The panel encouraged the neighborhood to pursue a spectrum of development to help alleviate hesitancy by some to enter the market, to offer many types of housing at varying price points, to favor rehabilitation and repurposing over demolition and ground-up development, and to focus on horizontal mixed-use development, which is often more cost-effective and less risky for developers.
It also encouraged neighborhood leaders to explore brownfield assistance programs that could help developers build on sites that might have remains of past developments; to explore a more robust development corporation structure, such as a community development corporation; and to explore the possibility of proactively rezoning parcels to fit the vision for the area.
The panelists said the neighborhood’s primary connectors—Morris, McCarty and Meridian streets—should be redesigned into “people-oriented corridors,” with sidewalks, trees, lights and bicycle facilities, aligning with the vision neighborhood leaders have for Meridian.
Lethig said nothing about the panel’s initial findings was surprising, but hearing from outside voices that the neighborhood’s location offers opportunity was eye-opening to some.
“It’s really not that far from downtown, but for some reason, it feels like it’s far from downtown, so that’s a huge opportunity,” she said. “Not only that, but the location being near the White River and near Fountain Square, there’s a lot of assets for them to build on. So I felt that that was something that really stuck out not only to me but for other members that participated.”
Marbach, the neighborhood association president, echoed those sentiments, saying the panel helped illuminate the importance of connections to surrounding areas, including the White River.
And news last week that Elanco Animal Health will build a $100 million headquarters campus at the former GM stamping plant just northwest of the Old Southside and that the state might expand White River State Park is welcome to him.
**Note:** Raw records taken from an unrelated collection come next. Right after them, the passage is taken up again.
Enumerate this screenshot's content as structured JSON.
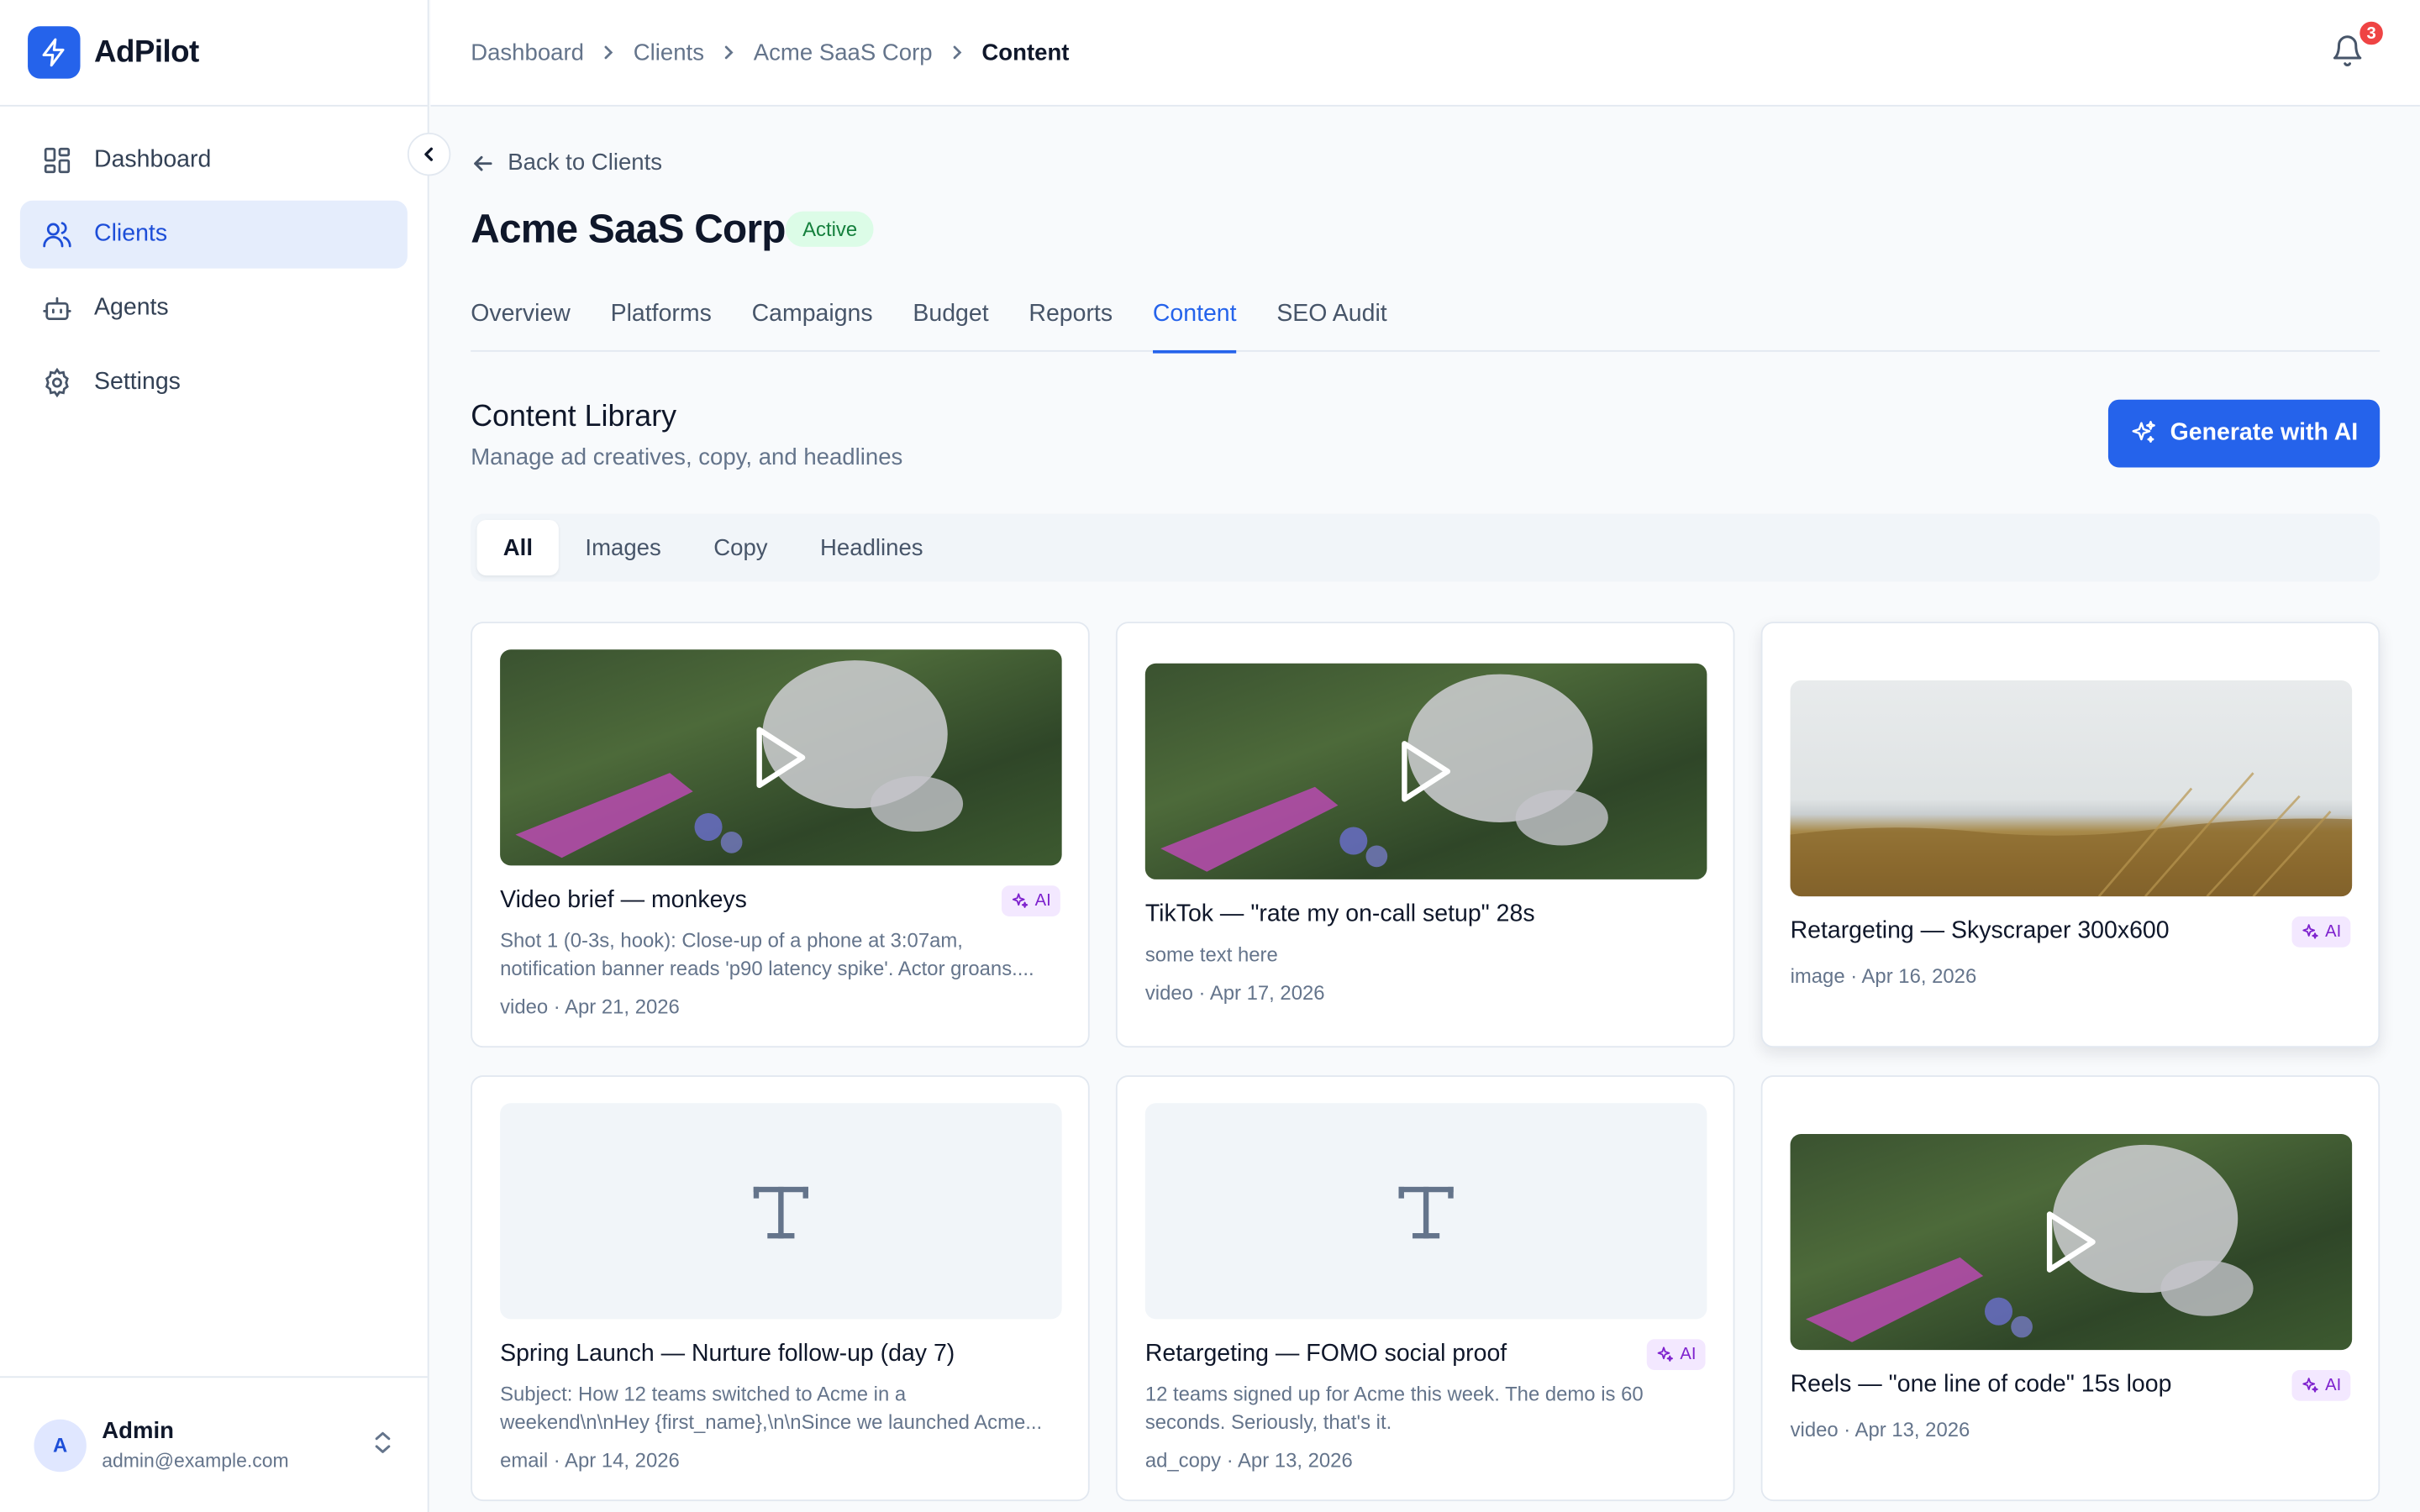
{
  "app": {
    "name": "AdPilot"
  },
  "sidebar": {
    "items": [
      {
        "label": "Dashboard",
        "icon": "dashboard-icon"
      },
      {
        "label": "Clients",
        "icon": "users-icon",
        "active": true
      },
      {
        "label": "Agents",
        "icon": "bot-icon"
      },
      {
        "label": "Settings",
        "icon": "gear-icon"
      }
    ],
    "user": {
      "initial": "A",
      "name": "Admin",
      "email": "admin@example.com"
    }
  },
  "breadcrumb": [
    "Dashboard",
    "Clients",
    "Acme SaaS Corp",
    "Content"
  ],
  "notifications": {
    "count": "3"
  },
  "client": {
    "back_label": "Back to Clients",
    "name": "Acme SaaS Corp",
    "status": "Active"
  },
  "tabs": [
    "Overview",
    "Platforms",
    "Campaigns",
    "Budget",
    "Reports",
    "Content",
    "SEO Audit"
  ],
  "active_tab": "Content",
  "content_library": {
    "title": "Content Library",
    "subtitle": "Manage ad creatives, copy, and headlines",
    "generate_label": "Generate with AI",
    "filters": [
      "All",
      "Images",
      "Copy",
      "Headlines"
    ],
    "active_filter": "All",
    "ai_label": "AI",
    "items": [
      {
        "title": "Video brief — monkeys",
        "desc": "Shot 1 (0-3s, hook): Close-up of a phone at 3:07am, notification banner reads 'p90 latency spike'. Actor groans....",
        "meta": "video · Apr 21, 2026",
        "ai": true,
        "kind": "video"
      },
      {
        "title": "TikTok — \"rate my on-call setup\" 28s",
        "desc": "some text here",
        "meta": "video · Apr 17, 2026",
        "ai": false,
        "kind": "video"
      },
      {
        "title": "Retargeting — Skyscraper 300x600",
        "desc": "",
        "meta": "image · Apr 16, 2026",
        "ai": true,
        "kind": "image"
      },
      {
        "title": "Spring Launch — Nurture follow-up (day 7)",
        "desc": "Subject: How 12 teams switched to Acme in a weekend\\n\\nHey {first_name},\\n\\nSince we launched Acme...",
        "meta": "email · Apr 14, 2026",
        "ai": false,
        "kind": "text"
      },
      {
        "title": "Retargeting — FOMO social proof",
        "desc": "12 teams signed up for Acme this week. The demo is 60 seconds. Seriously, that's it.",
        "meta": "ad_copy · Apr 13, 2026",
        "ai": true,
        "kind": "text"
      },
      {
        "title": "Reels — \"one line of code\" 15s loop",
        "desc": "",
        "meta": "video · Apr 13, 2026",
        "ai": true,
        "kind": "video"
      }
    ]
  },
  "colors": {
    "accent": "#2563eb",
    "active_badge": "#15803d",
    "ai_badge": "#7e22ce",
    "notification": "#ef4444"
  }
}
“That can only increase our visibility as far as being a part of this circle that goes around the center city,” he said.•